→ Goal of the exercise: Exactly as they stand, set down all of the records again.

→ Given information:
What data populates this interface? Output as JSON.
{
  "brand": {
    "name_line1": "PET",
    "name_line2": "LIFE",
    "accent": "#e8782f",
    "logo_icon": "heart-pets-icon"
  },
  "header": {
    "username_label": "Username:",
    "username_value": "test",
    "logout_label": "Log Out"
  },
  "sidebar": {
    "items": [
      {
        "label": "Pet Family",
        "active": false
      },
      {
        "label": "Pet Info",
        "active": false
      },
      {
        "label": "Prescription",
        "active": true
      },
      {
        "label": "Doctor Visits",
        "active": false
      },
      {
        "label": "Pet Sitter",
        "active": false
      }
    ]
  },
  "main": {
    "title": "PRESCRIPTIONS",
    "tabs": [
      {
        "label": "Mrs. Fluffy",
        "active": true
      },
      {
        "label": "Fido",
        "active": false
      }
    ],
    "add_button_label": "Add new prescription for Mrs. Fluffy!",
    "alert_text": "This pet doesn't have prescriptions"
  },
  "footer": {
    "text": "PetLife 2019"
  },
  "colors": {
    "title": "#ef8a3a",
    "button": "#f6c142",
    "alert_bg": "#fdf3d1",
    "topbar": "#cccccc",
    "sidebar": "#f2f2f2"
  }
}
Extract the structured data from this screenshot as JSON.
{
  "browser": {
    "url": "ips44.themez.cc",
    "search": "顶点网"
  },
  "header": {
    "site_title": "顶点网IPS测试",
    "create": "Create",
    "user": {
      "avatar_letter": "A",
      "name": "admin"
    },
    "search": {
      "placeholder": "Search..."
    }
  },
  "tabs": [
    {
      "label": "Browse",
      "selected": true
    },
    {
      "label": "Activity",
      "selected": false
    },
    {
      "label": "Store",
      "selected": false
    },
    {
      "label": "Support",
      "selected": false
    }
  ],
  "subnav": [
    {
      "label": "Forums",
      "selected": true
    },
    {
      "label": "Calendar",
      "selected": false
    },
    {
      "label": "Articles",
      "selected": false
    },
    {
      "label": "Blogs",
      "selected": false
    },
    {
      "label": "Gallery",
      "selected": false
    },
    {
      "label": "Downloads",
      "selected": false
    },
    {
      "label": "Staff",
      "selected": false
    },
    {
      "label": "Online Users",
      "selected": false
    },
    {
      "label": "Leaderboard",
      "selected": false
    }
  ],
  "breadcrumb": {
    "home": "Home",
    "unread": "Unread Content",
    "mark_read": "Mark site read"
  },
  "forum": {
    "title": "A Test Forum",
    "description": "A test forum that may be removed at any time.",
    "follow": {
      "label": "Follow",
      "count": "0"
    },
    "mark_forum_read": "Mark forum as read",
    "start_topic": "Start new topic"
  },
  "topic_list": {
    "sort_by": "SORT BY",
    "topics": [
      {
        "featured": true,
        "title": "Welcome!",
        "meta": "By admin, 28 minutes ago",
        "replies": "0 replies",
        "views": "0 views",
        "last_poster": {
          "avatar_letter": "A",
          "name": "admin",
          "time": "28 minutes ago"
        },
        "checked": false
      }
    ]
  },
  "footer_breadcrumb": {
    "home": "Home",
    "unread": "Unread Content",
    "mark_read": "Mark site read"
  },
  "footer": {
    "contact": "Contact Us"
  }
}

→ Result of this task:
What data populates this interface? Output as JSON.
{
  "brand": {
    "name_line1": "PET",
    "name_line2": "LIFE",
    "accent": "#e8782f",
    "logo_icon": "heart-pets-icon"
  },
  "header": {
    "username_label": "Username:",
    "username_value": "test",
    "logout_label": "Log Out"
  },
  "sidebar": {
    "items": [
      {
        "label": "Pet Family",
        "active": false
      },
      {
        "label": "Pet Info",
        "active": false
      },
      {
        "label": "Prescription",
        "active": true
      },
      {
        "label": "Doctor Visits",
        "active": false
      },
      {
        "label": "Pet Sitter",
        "active": false
      }
    ]
  },
  "main": {
    "title": "PRESCRIPTIONS",
    "tabs": [
      {
        "label": "Mrs. Fluffy",
        "active": true
      },
      {
        "label": "Fido",
        "active": false
      }
    ],
    "add_button_label": "Add new prescription for Mrs. Fluffy!",
    "alert_text": "This pet doesn't have prescriptions"
  },
  "footer": {
    "text": "PetLife 2019"
  },
  "colors": {
    "title": "#ef8a3a",
    "button": "#f6c142",
    "alert_bg": "#fdf3d1",
    "topbar": "#cccccc",
    "sidebar": "#f2f2f2"
  }
}
Extract the structured data from this screenshot as JSON.
{
  "browser": {
    "url": "ips44.themez.cc",
    "search": "顶点网"
  },
  "header": {
    "site_title": "顶点网IPS测试",
    "create": "Create",
    "user": {
      "avatar_letter": "A",
      "name": "admin"
    },
    "search": {
      "placeholder": "Search..."
    }
  },
  "tabs": [
    {
      "label": "Browse",
      "selected": true
    },
    {
      "label": "Activity",
      "selected": false
    },
    {
      "label": "Store",
      "selected": false
    },
    {
      "label": "Support",
      "selected": false
    }
  ],
  "subnav": [
    {
      "label": "Forums",
      "selected": true
    },
    {
      "label": "Calendar",
      "selected": false
    },
    {
      "label": "Articles",
      "selected": false
    },
    {
      "label": "Blogs",
      "selected": false
    },
    {
      "label": "Gallery",
      "selected": false
    },
    {
      "label": "Downloads",
      "selected": false
    },
    {
      "label": "Staff",
      "selected": false
    },
    {
      "label": "Online Users",
      "selected": false
    },
    {
      "label": "Leaderboard",
      "selected": false
    }
  ],
  "breadcrumb": {
    "home": "Home",
    "unread": "Unread Content",
    "mark_read": "Mark site read"
  },
  "forum": {
    "title": "A Test Forum",
    "description": "A test forum that may be removed at any time.",
    "follow": {
      "label": "Follow",
      "count": "0"
    },
    "mark_forum_read": "Mark forum as read",
    "start_topic": "Start new topic"
  },
  "topic_list": {
    "sort_by": "SORT BY",
    "topics": [
      {
        "featured": true,
        "title": "Welcome!",
        "meta": "By admin, 28 minutes ago",
        "replies": "0 replies",
        "views": "0 views",
        "last_poster": {
          "avatar_letter": "A",
          "name": "admin",
          "time": "28 minutes ago"
        },
        "checked": false
      }
    ]
  },
  "footer_breadcrumb": {
    "home": "Home",
    "unread": "Unread Content",
    "mark_read": "Mark site read"
  },
  "footer": {
    "contact": "Contact Us"
  }
}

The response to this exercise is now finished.